A new salary structure popularly known as the Teachers Salary Scale (TSS) has been a thorny issue between state governments and teachers across the country. For the reason of the TSS, state governments and teachers have often been on the war path, thereby threatening the fragile industrial peace and harmony existing in most states.
While several states have implemented the new salary structure for teachers, several others have been unable to do so. The TSS is basically 27 ½ per cent of the basic salaries of the teachers and it is expected to enhance their total pay package for every month as well as put them at par with their counterparts in other professions who earn other extra allowances.
Besides, it is believed that the TSS would make teachers in primary and secondary schools across the country true professionals and give them as well the expected job satisfaction.
In Rivers State, the new teachers salary among other demands temporarily disrupted academic activities in primary and secondary schools in September when the teachers embarked on a work to rule action which lasted for close to a month.
It, however, took the timely intervention of the state governor, Rt. Hon. Chibuike Rotimi Amaechi to force the teachers back to the classrooms, and the strike action was duly suspended.
A committee headed by the Commissioner for Education, Ms Alice Nemi was set up to look into the grievances of the teachers and work out the financial implications of their demands for prompt implementation.
Our check reveals that series of meetings between members of the committee, the governor and the teachers were held to thrash out all grey areas with a view to meeting the demands of the teachers. While some of the demands of the teachers sailed through the negotiations, the issue of the TSS apparently ended in a deadlock.
Feelers that the state government has not implemented the TSS emerged last Tuesday during the State Working Executive Council (SWEC) meeting of the Nigeria Union of Teachers (NUT) in Port Harcourt, an indication that the last meeting the teachers had with the governor on the issue did not end in their favour.
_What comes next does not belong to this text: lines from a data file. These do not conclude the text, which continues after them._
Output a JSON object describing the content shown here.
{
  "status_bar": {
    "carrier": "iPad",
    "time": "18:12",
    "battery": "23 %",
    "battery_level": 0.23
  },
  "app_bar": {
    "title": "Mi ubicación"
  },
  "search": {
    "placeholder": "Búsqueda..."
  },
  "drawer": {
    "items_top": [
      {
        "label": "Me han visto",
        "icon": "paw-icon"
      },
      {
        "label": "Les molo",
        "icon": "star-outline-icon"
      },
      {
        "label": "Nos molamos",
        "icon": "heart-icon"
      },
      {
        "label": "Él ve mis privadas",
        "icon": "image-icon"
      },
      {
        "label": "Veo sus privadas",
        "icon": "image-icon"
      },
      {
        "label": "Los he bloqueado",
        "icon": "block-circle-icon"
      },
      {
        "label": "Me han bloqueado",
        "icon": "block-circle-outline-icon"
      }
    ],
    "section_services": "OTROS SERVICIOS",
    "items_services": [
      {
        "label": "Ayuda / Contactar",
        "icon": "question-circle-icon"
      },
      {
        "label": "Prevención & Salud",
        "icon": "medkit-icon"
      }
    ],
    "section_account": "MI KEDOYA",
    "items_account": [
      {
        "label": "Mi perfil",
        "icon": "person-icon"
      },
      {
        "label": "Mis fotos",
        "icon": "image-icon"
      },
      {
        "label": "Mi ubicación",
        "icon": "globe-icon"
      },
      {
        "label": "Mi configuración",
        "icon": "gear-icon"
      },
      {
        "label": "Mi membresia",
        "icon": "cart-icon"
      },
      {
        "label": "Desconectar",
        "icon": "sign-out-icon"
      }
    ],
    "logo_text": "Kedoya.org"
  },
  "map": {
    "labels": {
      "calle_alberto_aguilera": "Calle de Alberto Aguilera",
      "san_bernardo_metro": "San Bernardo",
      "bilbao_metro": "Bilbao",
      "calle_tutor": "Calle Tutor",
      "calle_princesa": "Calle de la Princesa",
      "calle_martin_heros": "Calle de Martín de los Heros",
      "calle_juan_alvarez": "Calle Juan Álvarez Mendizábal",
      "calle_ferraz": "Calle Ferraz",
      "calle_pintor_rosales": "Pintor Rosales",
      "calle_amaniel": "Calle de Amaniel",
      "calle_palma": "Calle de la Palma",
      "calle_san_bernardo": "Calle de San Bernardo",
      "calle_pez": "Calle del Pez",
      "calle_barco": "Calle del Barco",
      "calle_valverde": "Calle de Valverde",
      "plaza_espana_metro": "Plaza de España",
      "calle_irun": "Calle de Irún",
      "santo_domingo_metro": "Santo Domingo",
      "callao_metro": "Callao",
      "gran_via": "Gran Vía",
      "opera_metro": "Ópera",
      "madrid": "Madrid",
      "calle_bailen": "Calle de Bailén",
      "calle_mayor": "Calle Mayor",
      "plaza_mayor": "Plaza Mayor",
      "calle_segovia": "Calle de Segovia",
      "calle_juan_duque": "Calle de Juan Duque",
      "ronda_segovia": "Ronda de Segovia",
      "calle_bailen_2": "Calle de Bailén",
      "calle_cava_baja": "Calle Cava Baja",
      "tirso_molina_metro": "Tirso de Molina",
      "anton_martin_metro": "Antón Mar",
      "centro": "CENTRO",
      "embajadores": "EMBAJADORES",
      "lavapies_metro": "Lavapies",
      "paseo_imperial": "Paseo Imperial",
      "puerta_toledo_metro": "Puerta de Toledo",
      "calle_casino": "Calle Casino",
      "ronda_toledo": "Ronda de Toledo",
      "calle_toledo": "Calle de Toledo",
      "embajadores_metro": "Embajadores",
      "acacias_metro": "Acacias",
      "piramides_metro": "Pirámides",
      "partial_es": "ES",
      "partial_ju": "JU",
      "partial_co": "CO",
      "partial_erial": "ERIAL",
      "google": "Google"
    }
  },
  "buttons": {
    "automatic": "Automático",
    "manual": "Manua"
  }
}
It was also gathered that the state government acceded to the demands of the teachers in the payment of promotion and leave bonus arrears while local government councils in the state are equally expected to foot the bills of whatever was owed the teachers before the governor came to office on October 26, 2007.
The local governments are also expected to pay such entitlements to the teachers on two instalmental payments beginning from this month.
It is on record that before the issue of TSS came to the front burner, the Amaechi administration had taken over the payment of salaries of teachers in primary schools which was hitherto the constitutional responsibilities of local government councils. Before the governor’s timely intervention, primary schools teachers’ salaries were in arrears of several months.
But the state government has always said it loud and clear that primary and secondary schools’ teachers in the state were the highest paid in the country.
Though the teachers are seemingly grateful to the governor for meeting some of their demands, the issue of TSS is far from being over if the comments of Comrade (Chief) Moses Adiela, the state chairman of NUT are anything to go by.
Comrade Adiela who described the non-implementation of the TSS as unfortunate in an encounter with The Tide on Sunday in Port Harcourt last Tuesday said the teachers would register their grievances to the government on the issue.
He explained that while the teachers were still weighing their options on the next line of action, they were going to register their grievances to the government for the non-implementation of the TSS.
The NUT chairman said the teachers had refused to accept the position of the government that the N124 million required for the implementation of the TSS was too high.
His words: “The state government has been able to approve some of the demands we made. But it is unfortunate that the major demand, that is, the Teachers Salary Scale was not implemented. Now, we are not happy. We refuse to accept the position of government on the non-implementation of the TSS.”
When he was asked the reason the government gave for the non-implementation of the TSS, he replied: “The reason was that the financial implication is too high for government to carry. Will N124 million be too high for the government to implement the TSS?”
On the next line of action, Adiela said: “We will still register our grievances once more to government before we take any action. We summoned the meeting to brief our SWEC on the outcome of our negotiations with the government.”
When he was asked if the NUT had taken a concrete decision on the government’s failure to implement the TSS, he replied: “Yes, we have taken decisions but the decisions will not be made known yet.”